(Items from a dataset)
------------------------------------------------------------------------

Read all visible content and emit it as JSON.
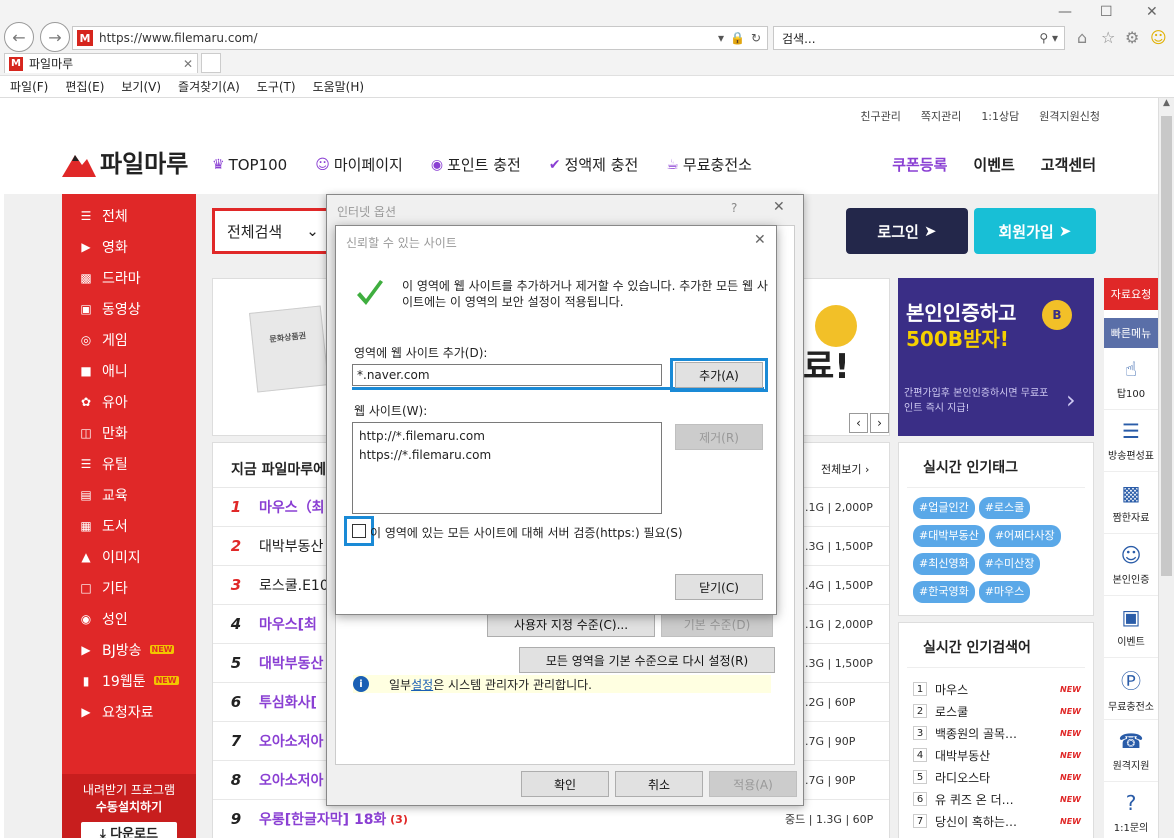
{
  "browser": {
    "url": "https://www.filemaru.com/",
    "search_placeholder": "검색...",
    "tab_title": "파일마루",
    "menu": [
      "파일(F)",
      "편집(E)",
      "보기(V)",
      "즐겨찾기(A)",
      "도구(T)",
      "도움말(H)"
    ]
  },
  "site": {
    "top_links": [
      "친구관리",
      "쪽지관리",
      "1:1상담",
      "원격지원신청"
    ],
    "logo": "파일마루",
    "gnb": [
      "TOP100",
      "마이페이지",
      "포인트 충전",
      "정액제 충전",
      "무료충전소"
    ],
    "gnb_right": [
      "쿠폰등록",
      "이벤트",
      "고객센터"
    ],
    "search_category": "전체검색",
    "login": "로그인",
    "join": "회원가입",
    "sidebar": [
      "전체",
      "영화",
      "드라마",
      "동영상",
      "게임",
      "애니",
      "유아",
      "만화",
      "유틸",
      "교육",
      "도서",
      "이미지",
      "기타",
      "성인",
      "BJ방송",
      "19웹툰",
      "요청자료"
    ],
    "new_badge": "NEW",
    "download_text1": "내려받기 프로그램",
    "download_text2": "수동설치하기",
    "download_btn": "다운로드",
    "banner1_fragment": "료!",
    "voucher": "문화상품권",
    "banner2_line1": "본인인증하고",
    "banner2_line2": "500B받자!",
    "banner2_sub": "간편가입후 본인인증하시면 무료포인트 즉시 지급!",
    "ranking_title": "지금 파일마루에",
    "ranking_more": "전체보기",
    "ranking": [
      {
        "n": "1",
        "title": "마우스（최",
        "size": "2.1G | 2,000P",
        "color": "#8a3fd3"
      },
      {
        "n": "2",
        "title": "대박부동산",
        "size": "1.3G | 1,500P",
        "color": "#222"
      },
      {
        "n": "3",
        "title": "로스쿨.E10",
        "size": "1.4G | 1,500P",
        "color": "#222"
      },
      {
        "n": "4",
        "title": "마우스[최",
        "size": "2.1G | 2,000P",
        "color": "#8a3fd3"
      },
      {
        "n": "5",
        "title": "대박부동산",
        "size": "2.3G | 1,500P",
        "color": "#8a3fd3"
      },
      {
        "n": "6",
        "title": "투심화사[",
        "size": "1.2G | 60P",
        "color": "#8a3fd3"
      },
      {
        "n": "7",
        "title": "오아소저아",
        "size": "1.7G | 90P",
        "color": "#8a3fd3"
      },
      {
        "n": "8",
        "title": "오아소저아",
        "size": "1.7G | 90P",
        "color": "#8a3fd3"
      },
      {
        "n": "9",
        "title": "우롱[한글자막] 18화",
        "count": "(3)",
        "size": "중드 | 1.3G | 60P",
        "color": "#8a3fd3"
      }
    ],
    "tags_title": "실시간 인기태그",
    "tags": [
      "#업글인간",
      "#로스쿨",
      "#대박부동산",
      "#어쩌다사장",
      "#최신영화",
      "#수미산장",
      "#한국영화",
      "#마우스"
    ],
    "kw_title": "실시간 인기검색어",
    "keywords": [
      "마우스",
      "로스쿨",
      "백종원의 골목…",
      "대박부동산",
      "라디오스타",
      "유 퀴즈 온 더…",
      "당신이 혹하는…"
    ],
    "right_side": {
      "top": "자료요청",
      "sub": "빠른메뉴",
      "items": [
        "탑100",
        "방송편성표",
        "짬한자료",
        "본인인증",
        "이벤트",
        "무료충전소",
        "원격지원",
        "1:1문의"
      ]
    }
  },
  "internet_options": {
    "title": "인터넷 옵션",
    "help": "?",
    "btn_custom": "사용자 지정 수준(C)...",
    "btn_default": "기본 수준(D)",
    "btn_reset": "모든 영역을 기본 수준으로 다시 설정(R)",
    "admin_prefix": "일부 ",
    "admin_link": "설정",
    "admin_suffix": "은 시스템 관리자가 관리합니다.",
    "ok": "확인",
    "cancel": "취소",
    "apply": "적용(A)"
  },
  "trusted_sites": {
    "title": "신뢰할 수 있는 사이트",
    "info": "이 영역에 웹 사이트를 추가하거나 제거할 수 있습니다. 추가한 모든 웹 사이트에는 이 영역의 보안 설정이 적용됩니다.",
    "add_label": "영역에 웹 사이트 추가(D):",
    "add_value": "*.naver.com",
    "add_btn": "추가(A)",
    "sites_label": "웹 사이트(W):",
    "sites": [
      "http://*.filemaru.com",
      "https://*.filemaru.com"
    ],
    "remove_btn": "제거(R)",
    "https_label": "이 영역에 있는 모든 사이트에 대해 서버 검증(https:) 필요(S)",
    "close_btn": "닫기(C)",
    "accent": "#1a8ad6"
  }
}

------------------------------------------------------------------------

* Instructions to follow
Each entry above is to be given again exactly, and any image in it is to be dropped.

* Solution to this task
Read all visible content and emit it as JSON.
{
  "browser": {
    "url": "https://www.filemaru.com/",
    "search_placeholder": "검색...",
    "tab_title": "파일마루",
    "menu": [
      "파일(F)",
      "편집(E)",
      "보기(V)",
      "즐겨찾기(A)",
      "도구(T)",
      "도움말(H)"
    ]
  },
  "site": {
    "top_links": [
      "친구관리",
      "쪽지관리",
      "1:1상담",
      "원격지원신청"
    ],
    "logo": "파일마루",
    "gnb": [
      "TOP100",
      "마이페이지",
      "포인트 충전",
      "정액제 충전",
      "무료충전소"
    ],
    "gnb_right": [
      "쿠폰등록",
      "이벤트",
      "고객센터"
    ],
    "search_category": "전체검색",
    "login": "로그인",
    "join": "회원가입",
    "sidebar": [
      "전체",
      "영화",
      "드라마",
      "동영상",
      "게임",
      "애니",
      "유아",
      "만화",
      "유틸",
      "교육",
      "도서",
      "이미지",
      "기타",
      "성인",
      "BJ방송",
      "19웹툰",
      "요청자료"
    ],
    "new_badge": "NEW",
    "download_text1": "내려받기 프로그램",
    "download_text2": "수동설치하기",
    "download_btn": "다운로드",
    "banner1_fragment": "료!",
    "voucher": "문화상품권",
    "banner2_line1": "본인인증하고",
    "banner2_line2": "500B받자!",
    "banner2_sub": "간편가입후 본인인증하시면 무료포인트 즉시 지급!",
    "ranking_title": "지금 파일마루에",
    "ranking_more": "전체보기",
    "ranking": [
      {
        "n": "1",
        "title": "마우스（최",
        "size": "2.1G | 2,000P",
        "color": "#8a3fd3"
      },
      {
        "n": "2",
        "title": "대박부동산",
        "size": "1.3G | 1,500P",
        "color": "#222"
      },
      {
        "n": "3",
        "title": "로스쿨.E10",
        "size": "1.4G | 1,500P",
        "color": "#222"
      },
      {
        "n": "4",
        "title": "마우스[최",
        "size": "2.1G | 2,000P",
        "color": "#8a3fd3"
      },
      {
        "n": "5",
        "title": "대박부동산",
        "size": "2.3G | 1,500P",
        "color": "#8a3fd3"
      },
      {
        "n": "6",
        "title": "투심화사[",
        "size": "1.2G | 60P",
        "color": "#8a3fd3"
      },
      {
        "n": "7",
        "title": "오아소저아",
        "size": "1.7G | 90P",
        "color": "#8a3fd3"
      },
      {
        "n": "8",
        "title": "오아소저아",
        "size": "1.7G | 90P",
        "color": "#8a3fd3"
      },
      {
        "n": "9",
        "title": "우롱[한글자막] 18화",
        "count": "(3)",
        "size": "중드 | 1.3G | 60P",
        "color": "#8a3fd3"
      }
    ],
    "tags_title": "실시간 인기태그",
    "tags": [
      "#업글인간",
      "#로스쿨",
      "#대박부동산",
      "#어쩌다사장",
      "#최신영화",
      "#수미산장",
      "#한국영화",
      "#마우스"
    ],
    "kw_title": "실시간 인기검색어",
    "keywords": [
      "마우스",
      "로스쿨",
      "백종원의 골목…",
      "대박부동산",
      "라디오스타",
      "유 퀴즈 온 더…",
      "당신이 혹하는…"
    ],
    "right_side": {
      "top": "자료요청",
      "sub": "빠른메뉴",
      "items": [
        "탑100",
        "방송편성표",
        "짬한자료",
        "본인인증",
        "이벤트",
        "무료충전소",
        "원격지원",
        "1:1문의"
      ]
    }
  },
  "internet_options": {
    "title": "인터넷 옵션",
    "help": "?",
    "btn_custom": "사용자 지정 수준(C)...",
    "btn_default": "기본 수준(D)",
    "btn_reset": "모든 영역을 기본 수준으로 다시 설정(R)",
    "admin_prefix": "일부 ",
    "admin_link": "설정",
    "admin_suffix": "은 시스템 관리자가 관리합니다.",
    "ok": "확인",
    "cancel": "취소",
    "apply": "적용(A)"
  },
  "trusted_sites": {
    "title": "신뢰할 수 있는 사이트",
    "info": "이 영역에 웹 사이트를 추가하거나 제거할 수 있습니다. 추가한 모든 웹 사이트에는 이 영역의 보안 설정이 적용됩니다.",
    "add_label": "영역에 웹 사이트 추가(D):",
    "add_value": "*.naver.com",
    "add_btn": "추가(A)",
    "sites_label": "웹 사이트(W):",
    "sites": [
      "http://*.filemaru.com",
      "https://*.filemaru.com"
    ],
    "remove_btn": "제거(R)",
    "https_label": "이 영역에 있는 모든 사이트에 대해 서버 검증(https:) 필요(S)",
    "close_btn": "닫기(C)",
    "accent": "#1a8ad6"
  }
}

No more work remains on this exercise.